The company has a cyberinsurance policy through American International Group that will cover losses of up to $100 million, according to an article at ZDNet. However, with a breach as large as the one Anthem faces, that may not be enough, according to the article.
In comparison, another breach, at Community Health Systems last year, was estimated to cost between $75 million and $150 million; that one exposed 4.5 million patients' data in 29 states.
A chunk of the costs Anthem faces will come from outreach to consumers. The payer says it plans to reach out to all 80 million current and former customers affected, in addition to launching a hotline people can call with questions and concerns, ZDNet reports.
However, the company also is facing criticism regarding those efforts from attorneys general in nine states. The AG for Connecticut wrote a letter this week to Anthem expressing "alarm at the failure of the company to communicate with affected individuals and, in particular, to provide them details about the protections the company will make available and how to access those protections."
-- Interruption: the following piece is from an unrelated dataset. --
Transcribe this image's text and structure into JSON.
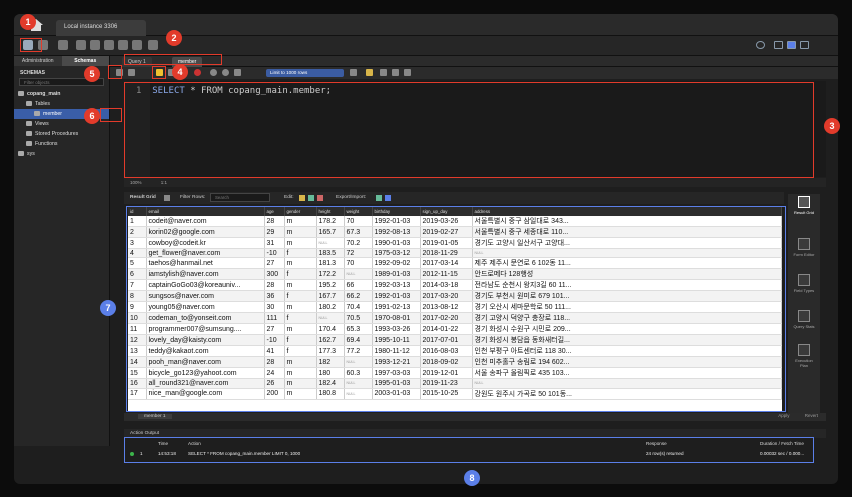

Other states supporting the letter include: Arkansas, Illinois, Kentucky, Maine, Mississippi, Nebraska, Nevada, Pennsylvania and Rhode Island.
Anthem faces a long road to recovery, but CEO Joseph Swedish remains confident. In an email to the Los Angeles Times, he said: "It's my view that how we engage with our members and customers in difficult times truly defines our relationship with them. We will continue to do everything in our power to make our systems and security processes better and more secure. Our primary goal is to earn back their trust and confidence in Anthem."
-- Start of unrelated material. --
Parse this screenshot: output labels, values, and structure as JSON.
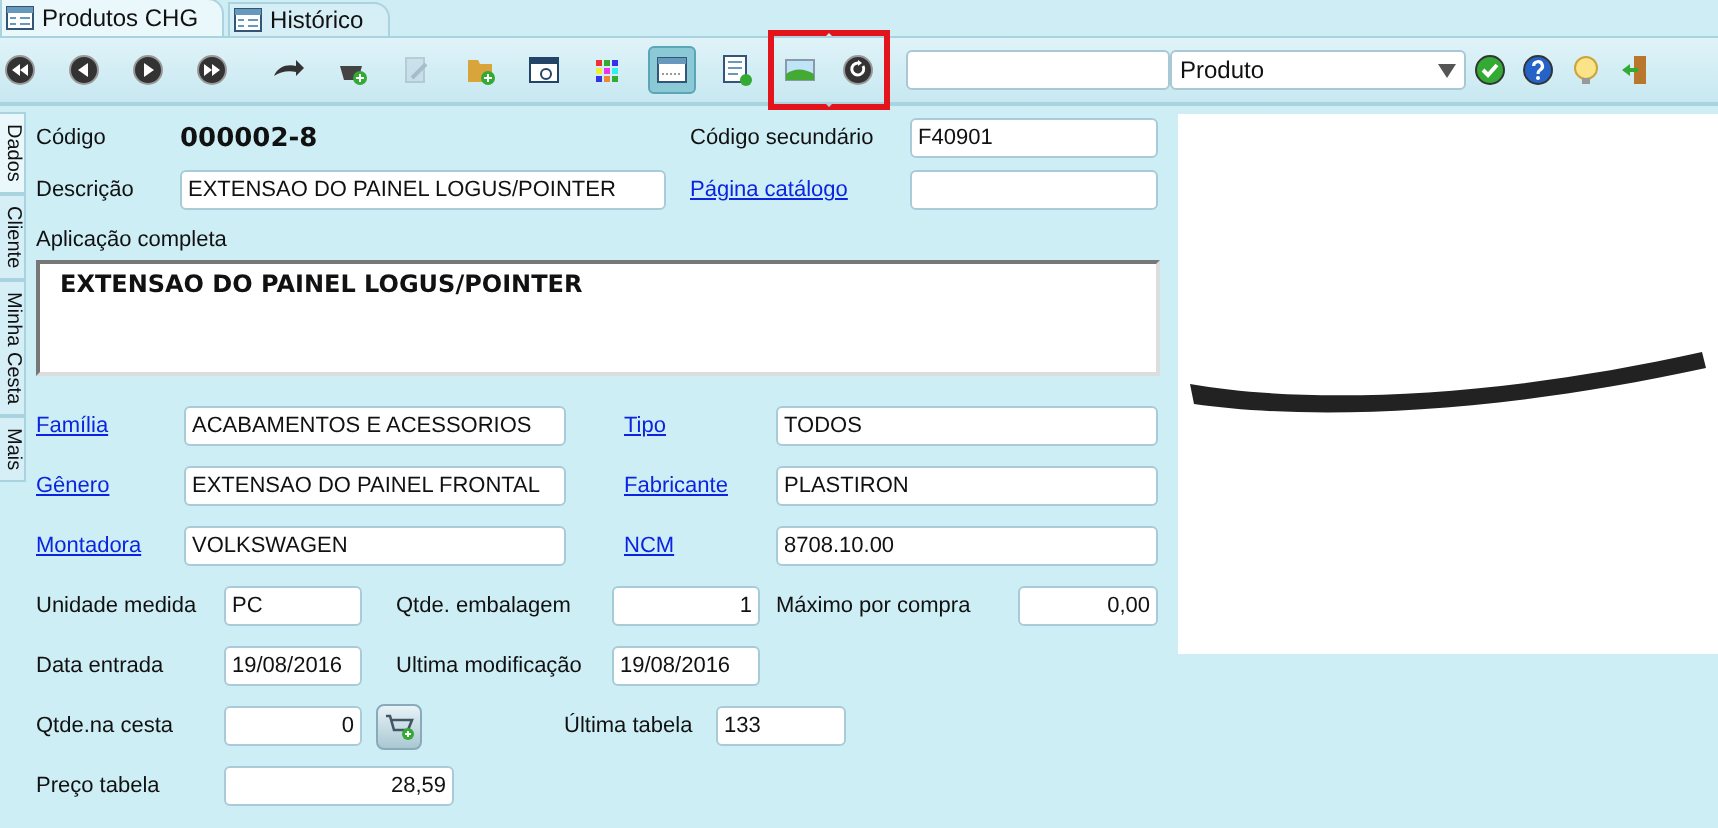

The information accessed by the hackers includes names, birthdays, addresses, email addresses, employment information and Social Security/member identification numbers.